Winnie's train got as far as Portland, Ore. There, a group of MPs boarded the train.
"They got on the train and said, 'We're looking for Mrs. Wallace Sowl. You have orders to go back to Spokane,'" Winnie said. "I didn't know those MPs and what authority they had to tell me to go back to Spokane but thought I better do it."
Winnie got off the train and boarded a bus back to Spokane, finding out later that Wally had been sent overseas.
"I was looking forward to being a War-time bride," Winnie said. "But that was as far as I got."
She returned to the Allendale, and was able to get her Civil Service job back.
After two years, Wally returned from the war and met his son for the first time. The passing years brought many happy memories, such as watching their three children, Byron, Jerry and Patty, grow.
When their children were young, the couple started square dancing at a Grange Hall in Newman Lake, where they were living at the time. As the children grew, they also got involved at the Grange. The family continued to dance for several years.
"It's really important in a relationship to have the same interests," Winnie said.
Throughout their marriage, the Sowls spent a great deal of time outdoors hunting, fishing, camping and hiking.
"They also did a lot of gardening together," Patty said. "Both vegetable and flower."
Today, the Sowls have eight grandchildren, 19 great-grandchildren and one great, great granddaughter.
The couple remains active, including participating in activities at the Liberty Lake Athletic Club every other day.
"I take water aerobics, and he works in the gym," Winnie said.
As part of their 70th wedding anniversary celebration, the couple participated in five different events featuring family, friends, square dancers - and even a party at the Liberty Lake Athletic Club.
Celebrating 70 years is no easy feat, and the secret to their longevity is interwoven with a healthy dose of humor.
"We didn't have to quarrel about how to spend money," Winnie laughed, "because we didn't have enough to worry about."
"Sounds right to me," added Wally.
Both agreed another reason their marriage remained strong for 70 years is they shared similar interests, stayed active together and worked out conflicts without fighting.
"I always gave in," Winnie taunted.
"Oh, is that right?" Wally laughed. "Not all the time. We just had to work it out."

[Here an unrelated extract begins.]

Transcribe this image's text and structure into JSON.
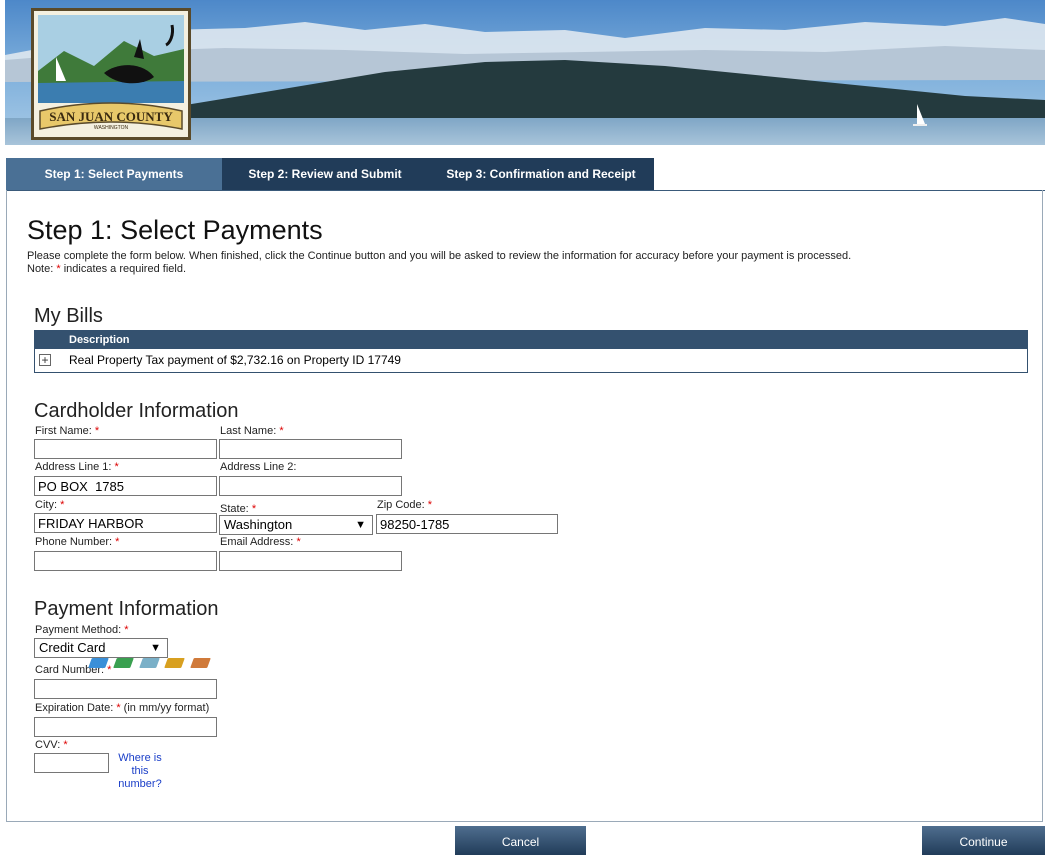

When asked what advice they would give other couples, Winnie returned to theme of working out conflicts.
"Don't bail the first time you have a problem," Winnie said. "Everyone is going to have problems. You just don't have to have fights."